The Catamounts entered athletes in 10 events at the state meet, scoring in eight of those (three on the track, five in the field). Truitt added an individual title in the pole vault at 11-6. Smith contributed 12 points with a runner-up PR showing in the long jump and a fifth-place PR effort in the triple jump. Johnson and Patterson finished fifth and sixth, respectively, in the 3200 to add seven important points to the final tally.

“Success breeds success,” said Scruggs, whose boys team also won the state title as co-champs. “When one athlete sees another athlete putting in the work or an event group sees another event group putting in the work or another team sees another team putting in the work, it makes them want to work that much harder so they don’t let each other down.”

ABOUT THE USTFCCCA

The U.S. Track & Field and Cross Country Coaches Association (USTFCCCA) is a non-profit professional organization representing cross country and track & field coaches of all levels. The organization represents over 11,000 coaching members encompassing 98-percent of all NCAA track & field programs (DI, DII, and DIII) and includes members representing the NAIA and NJCAA, as well as a number of state high school coaches associations. The USTFCCCA serves as an advocate for cross country and track & field coaches, providing a leadership structure to assist the needs of a diverse membership, serving as a lobbyist for coaches’ interests, and working as a liaison between the various stakeholders in the sports of cross country and track & field.

ABOUT THE MARINES

You don’t join the Marines. You become one. Ours is a noble path and demanding journey reserved for those with the willingness to engage and determination to defeat all mental, moral, and physical requirements to become Marines. In or out of uniform, it’s the fighting spirit found inside every Marine that drives them to victory.
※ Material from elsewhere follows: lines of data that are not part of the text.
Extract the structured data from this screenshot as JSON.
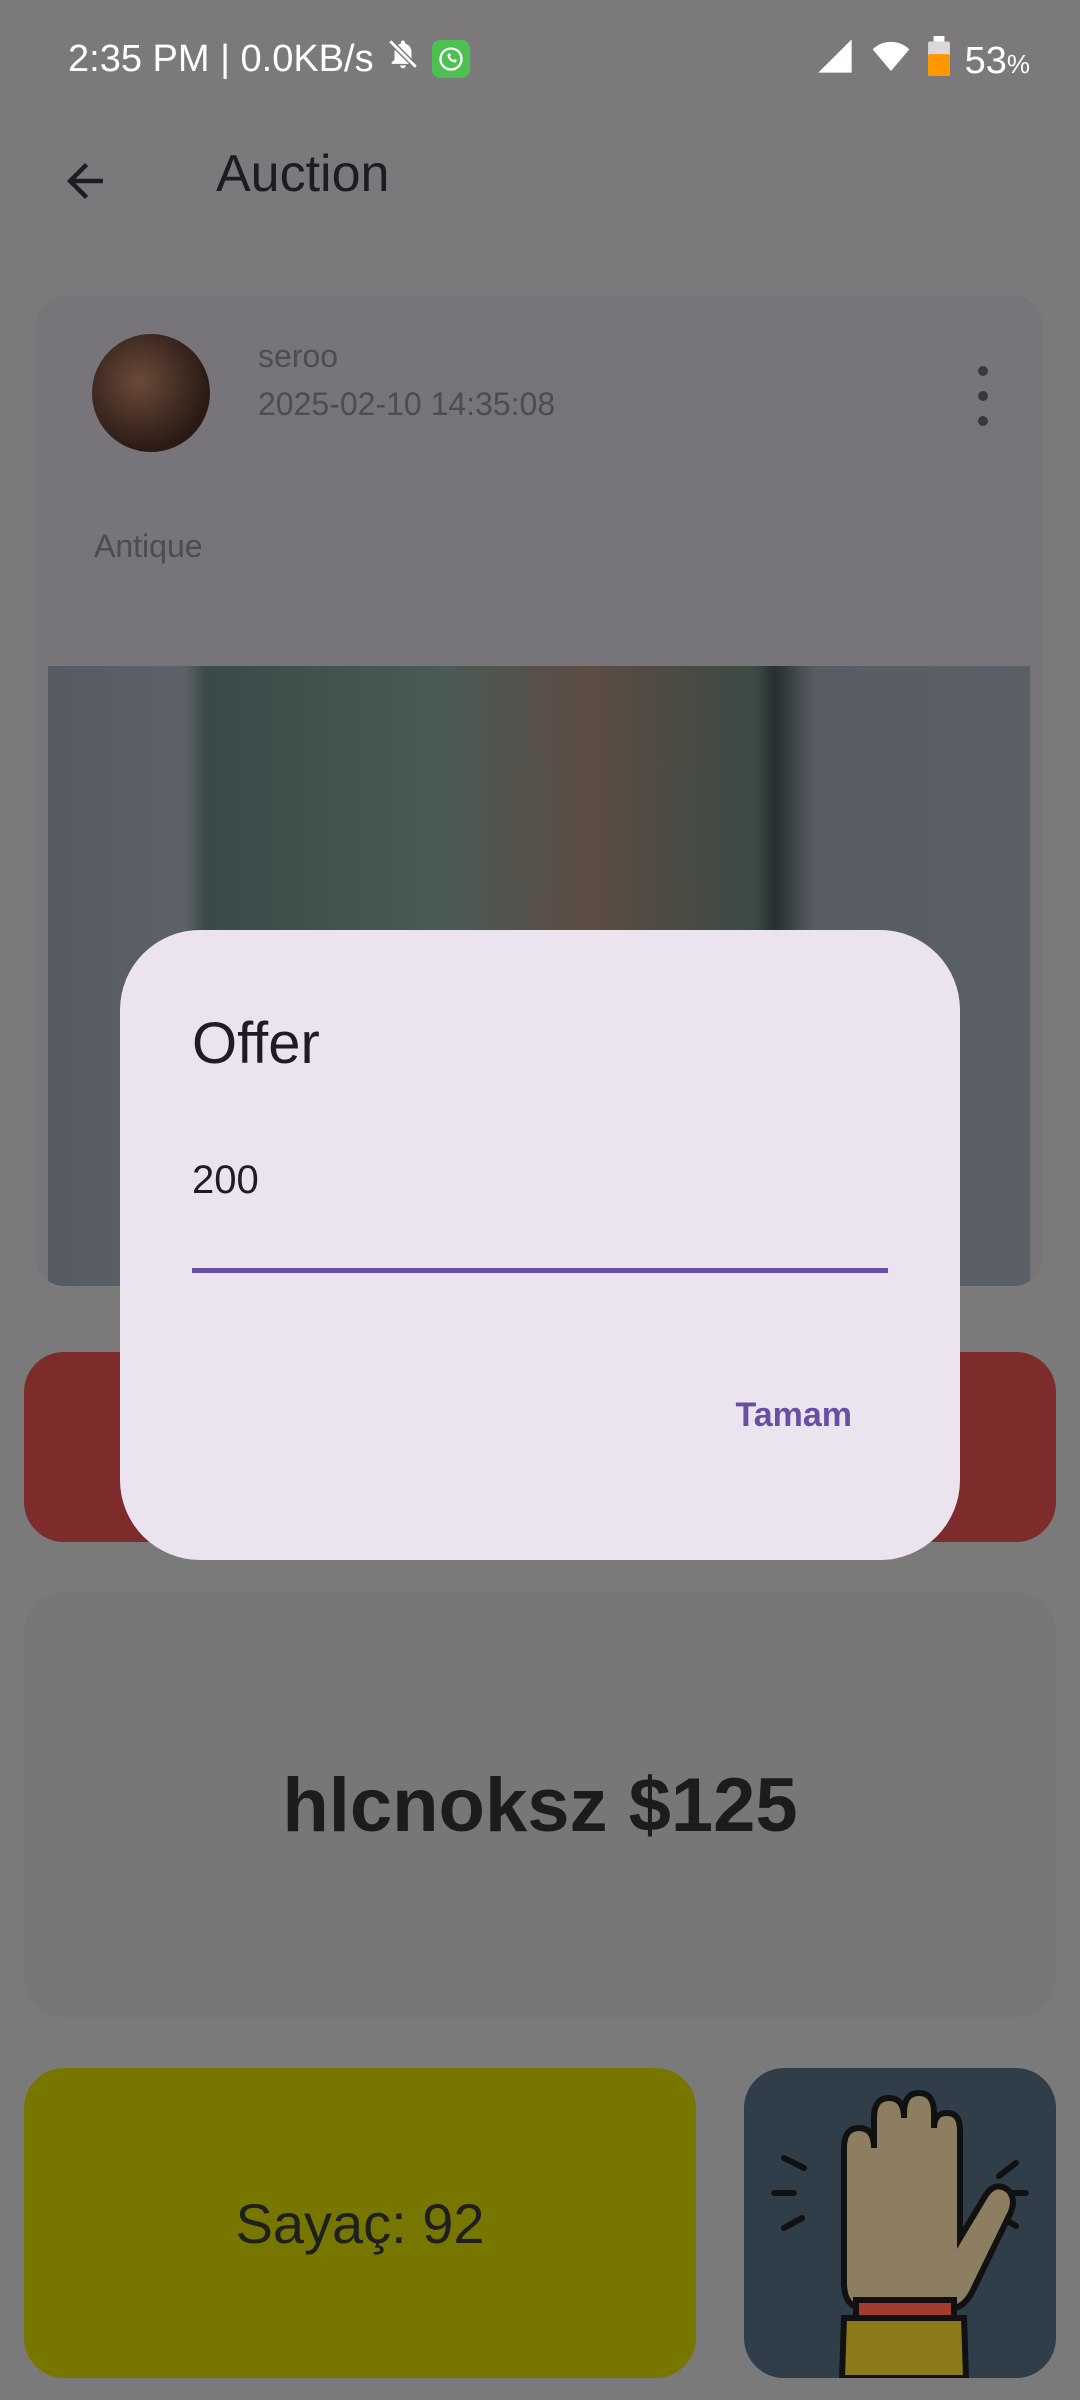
{
  "status_bar": {
    "time_net": "2:35 PM | 0.0KB/s",
    "battery": "53",
    "battery_unit": "%",
    "icons": [
      "bell-off-icon",
      "whatsapp-icon",
      "signal-icon",
      "wifi-icon",
      "battery-icon"
    ]
  },
  "app_bar": {
    "title": "Auction"
  },
  "post": {
    "username": "seroo",
    "datetime": "2025-02-10 14:35:08",
    "category": "Antique"
  },
  "highest_bid": {
    "text": "hlcnoksz $125"
  },
  "counter": {
    "text": "Sayaç: 92"
  },
  "dialog": {
    "title": "Offer",
    "input_value": "200",
    "ok_label": "Tamam"
  },
  "colors": {
    "accent": "#6750a4",
    "dialog_bg": "#ebe4ef",
    "bid_button": "#7d2b2b",
    "counter_bg": "#777700",
    "raise_hand_bg": "#2f3e48"
  }
}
The United States Marine Corps recognizes the role of coaches, educators, mentors and parents who inspire that fighting spirit. The Marines are excited to help USTFCCCA motivate high achieving student-athletes and to assist with keeping them on the path of success.

To learn more about partnering with the Marines in your local community, please visit connect.marines.com.